MATERIAL FOR THIS TASK
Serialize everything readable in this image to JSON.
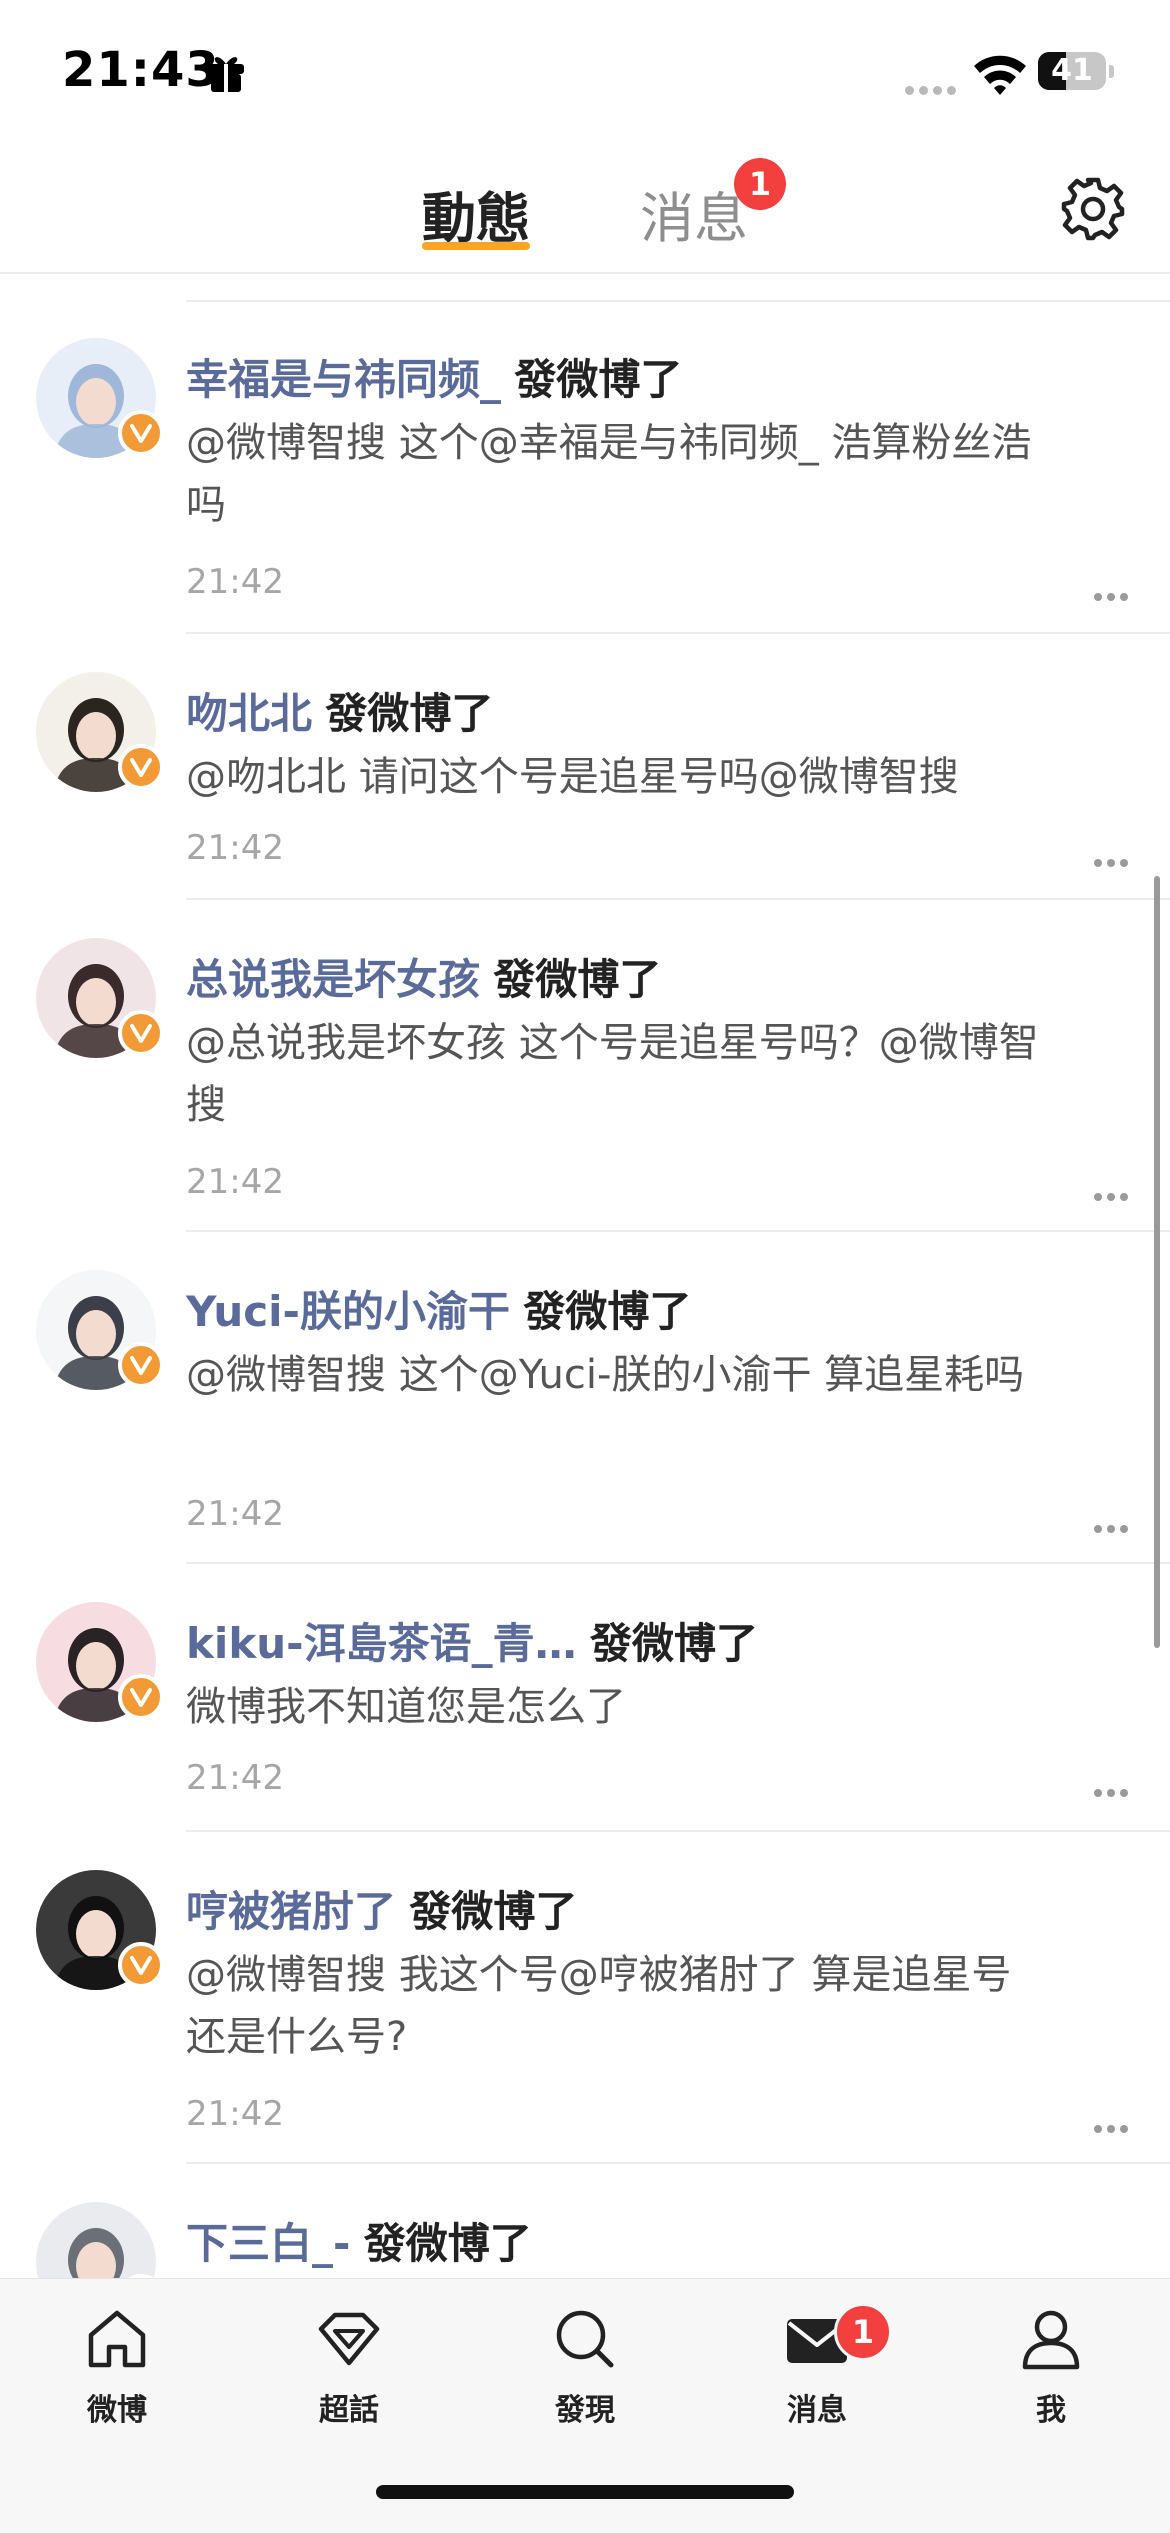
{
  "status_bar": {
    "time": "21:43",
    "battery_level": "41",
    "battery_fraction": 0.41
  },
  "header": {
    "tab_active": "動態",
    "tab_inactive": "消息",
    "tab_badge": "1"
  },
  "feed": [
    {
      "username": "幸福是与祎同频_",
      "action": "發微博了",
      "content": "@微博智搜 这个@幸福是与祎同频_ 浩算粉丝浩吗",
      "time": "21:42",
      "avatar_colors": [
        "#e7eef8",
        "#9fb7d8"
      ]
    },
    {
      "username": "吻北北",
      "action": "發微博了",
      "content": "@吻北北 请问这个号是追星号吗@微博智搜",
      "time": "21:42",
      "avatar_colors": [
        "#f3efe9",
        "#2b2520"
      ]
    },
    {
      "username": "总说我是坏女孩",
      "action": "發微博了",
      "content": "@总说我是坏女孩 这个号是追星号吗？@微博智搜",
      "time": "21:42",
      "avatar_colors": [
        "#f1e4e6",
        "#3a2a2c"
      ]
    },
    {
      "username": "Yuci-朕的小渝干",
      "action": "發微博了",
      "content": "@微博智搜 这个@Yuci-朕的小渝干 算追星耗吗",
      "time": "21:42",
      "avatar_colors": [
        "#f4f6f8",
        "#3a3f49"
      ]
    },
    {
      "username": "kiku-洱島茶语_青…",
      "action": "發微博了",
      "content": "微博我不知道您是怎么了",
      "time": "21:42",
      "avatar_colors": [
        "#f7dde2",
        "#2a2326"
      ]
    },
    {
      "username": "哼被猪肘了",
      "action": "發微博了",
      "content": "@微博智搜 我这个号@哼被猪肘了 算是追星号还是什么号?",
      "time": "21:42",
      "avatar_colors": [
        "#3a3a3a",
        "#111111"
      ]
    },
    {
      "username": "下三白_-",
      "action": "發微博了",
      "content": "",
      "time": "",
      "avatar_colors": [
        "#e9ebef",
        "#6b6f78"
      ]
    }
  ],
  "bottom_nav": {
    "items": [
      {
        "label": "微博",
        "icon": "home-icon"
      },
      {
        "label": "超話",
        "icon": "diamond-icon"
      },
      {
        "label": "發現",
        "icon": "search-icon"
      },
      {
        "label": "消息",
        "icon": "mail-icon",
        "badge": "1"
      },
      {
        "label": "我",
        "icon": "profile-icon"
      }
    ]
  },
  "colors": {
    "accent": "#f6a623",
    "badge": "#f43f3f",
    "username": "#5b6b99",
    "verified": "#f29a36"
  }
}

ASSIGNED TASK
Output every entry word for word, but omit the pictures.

EXERCISE RESULT
Serialize everything readable in this image to JSON.
{
  "status_bar": {
    "time": "21:43",
    "battery_level": "41",
    "battery_fraction": 0.41
  },
  "header": {
    "tab_active": "動態",
    "tab_inactive": "消息",
    "tab_badge": "1"
  },
  "feed": [
    {
      "username": "幸福是与祎同频_",
      "action": "發微博了",
      "content": "@微博智搜 这个@幸福是与祎同频_ 浩算粉丝浩吗",
      "time": "21:42",
      "avatar_colors": [
        "#e7eef8",
        "#9fb7d8"
      ]
    },
    {
      "username": "吻北北",
      "action": "發微博了",
      "content": "@吻北北 请问这个号是追星号吗@微博智搜",
      "time": "21:42",
      "avatar_colors": [
        "#f3efe9",
        "#2b2520"
      ]
    },
    {
      "username": "总说我是坏女孩",
      "action": "發微博了",
      "content": "@总说我是坏女孩 这个号是追星号吗？@微博智搜",
      "time": "21:42",
      "avatar_colors": [
        "#f1e4e6",
        "#3a2a2c"
      ]
    },
    {
      "username": "Yuci-朕的小渝干",
      "action": "發微博了",
      "content": "@微博智搜 这个@Yuci-朕的小渝干 算追星耗吗",
      "time": "21:42",
      "avatar_colors": [
        "#f4f6f8",
        "#3a3f49"
      ]
    },
    {
      "username": "kiku-洱島茶语_青…",
      "action": "發微博了",
      "content": "微博我不知道您是怎么了",
      "time": "21:42",
      "avatar_colors": [
        "#f7dde2",
        "#2a2326"
      ]
    },
    {
      "username": "哼被猪肘了",
      "action": "發微博了",
      "content": "@微博智搜 我这个号@哼被猪肘了 算是追星号还是什么号?",
      "time": "21:42",
      "avatar_colors": [
        "#3a3a3a",
        "#111111"
      ]
    },
    {
      "username": "下三白_-",
      "action": "發微博了",
      "content": "",
      "time": "",
      "avatar_colors": [
        "#e9ebef",
        "#6b6f78"
      ]
    }
  ],
  "bottom_nav": {
    "items": [
      {
        "label": "微博",
        "icon": "home-icon"
      },
      {
        "label": "超話",
        "icon": "diamond-icon"
      },
      {
        "label": "發現",
        "icon": "search-icon"
      },
      {
        "label": "消息",
        "icon": "mail-icon",
        "badge": "1"
      },
      {
        "label": "我",
        "icon": "profile-icon"
      }
    ]
  },
  "colors": {
    "accent": "#f6a623",
    "badge": "#f43f3f",
    "username": "#5b6b99",
    "verified": "#f29a36"
  }
}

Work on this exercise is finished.